(Page and application data records)
======

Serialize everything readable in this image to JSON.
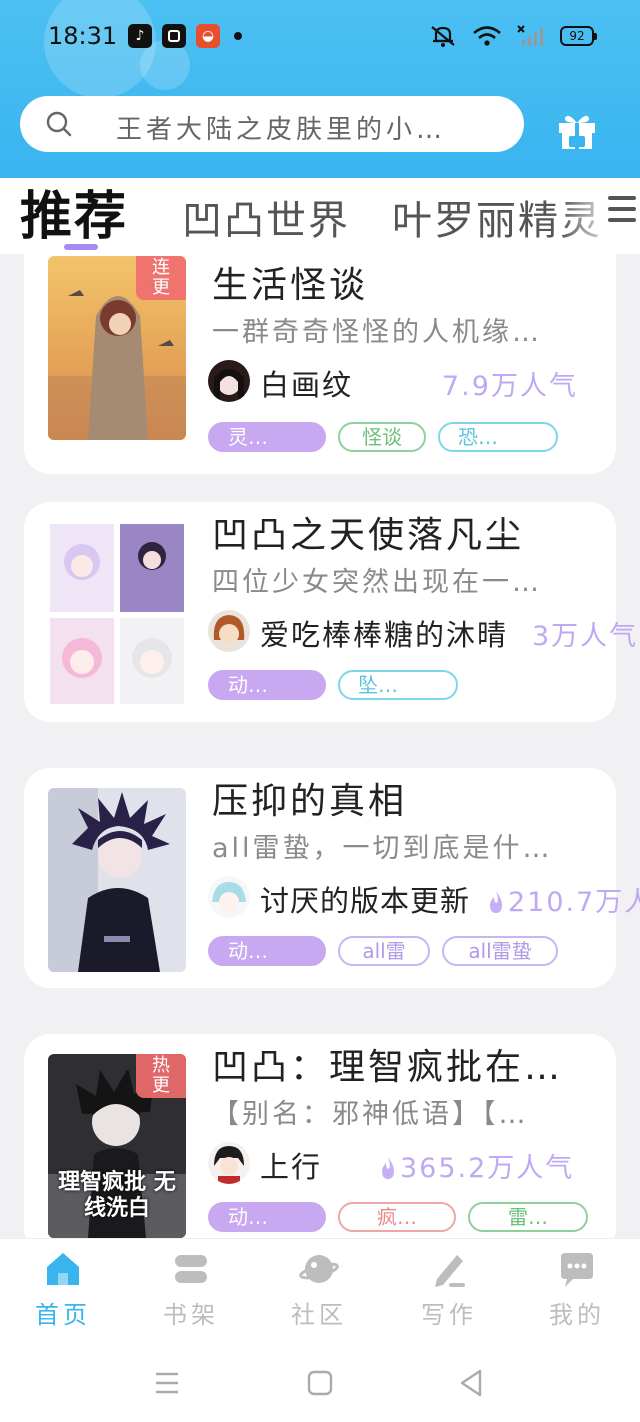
{
  "status_bar": {
    "time": "18:31",
    "battery": "92",
    "app_icon_3_glyph": "◒"
  },
  "search": {
    "placeholder": "王者大陆之皮肤里的小…"
  },
  "tabs": [
    {
      "label": "推荐",
      "active": true
    },
    {
      "label": "凹凸世界",
      "active": false
    },
    {
      "label": "叶罗丽精灵",
      "active": false
    }
  ],
  "books": [
    {
      "badge": "连更",
      "title": "生活怪谈",
      "description": "一群奇奇怪怪的人机缘…",
      "author": "白画纹",
      "popularity": "7.9万人气",
      "tags": [
        {
          "label": "灵…",
          "style": "purple"
        },
        {
          "label": "怪谈",
          "style": "green"
        },
        {
          "label": "恐…",
          "style": "cyan"
        }
      ]
    },
    {
      "badge": "",
      "title": "凹凸之天使落凡尘",
      "description": "四位少女突然出现在一…",
      "author": "爱吃棒棒糖的沐晴",
      "popularity": "3万人气",
      "tags": [
        {
          "label": "动…",
          "style": "purple"
        },
        {
          "label": "坠…",
          "style": "cyan"
        }
      ]
    },
    {
      "badge": "",
      "title": "压抑的真相",
      "description": "all雷蛰，一切到底是什…",
      "author": "讨厌的版本更新",
      "popularity": "210.7万人",
      "tags": [
        {
          "label": "动…",
          "style": "purple"
        },
        {
          "label": "all雷",
          "style": "lav"
        },
        {
          "label": "all雷蛰",
          "style": "lav"
        }
      ]
    },
    {
      "badge": "热更",
      "title": "凹凸：理智疯批在…",
      "description": "【别名：邪神低语】【…",
      "author": "上行",
      "popularity": "365.2万人气",
      "cover_text": "理智疯批 无线洗白",
      "tags": [
        {
          "label": "动…",
          "style": "purple"
        },
        {
          "label": "疯…",
          "style": "pink"
        },
        {
          "label": "雷…",
          "style": "green"
        }
      ]
    }
  ],
  "bottom_nav": [
    {
      "label": "首页",
      "icon": "home-icon",
      "active": true
    },
    {
      "label": "书架",
      "icon": "bookshelf-icon",
      "active": false
    },
    {
      "label": "社区",
      "icon": "planet-icon",
      "active": false
    },
    {
      "label": "写作",
      "icon": "pen-icon",
      "active": false
    },
    {
      "label": "我的",
      "icon": "chat-bubble-icon",
      "active": false
    }
  ],
  "colors": {
    "header": "#39b4ef",
    "accent_purple": "#c9a8f2",
    "popularity": "#bfa9f3",
    "nav_active": "#39b4ef"
  }
}
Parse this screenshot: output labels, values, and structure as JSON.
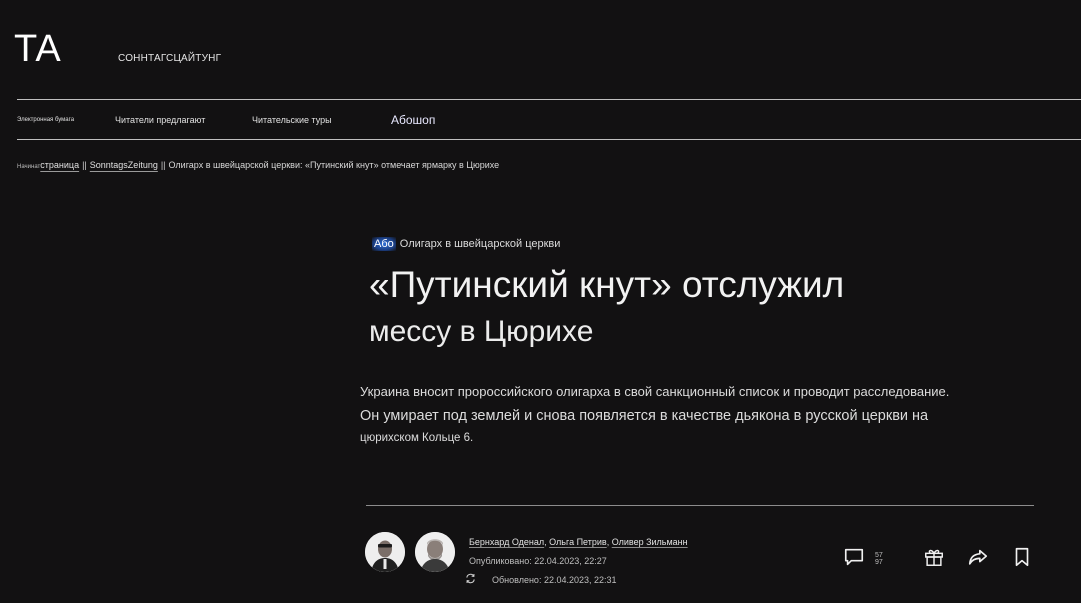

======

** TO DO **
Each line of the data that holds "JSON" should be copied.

** RESPONSE **
Serialize everything readable in this image to JSON.
Parse this screenshot: output labels, values, and structure as JSON.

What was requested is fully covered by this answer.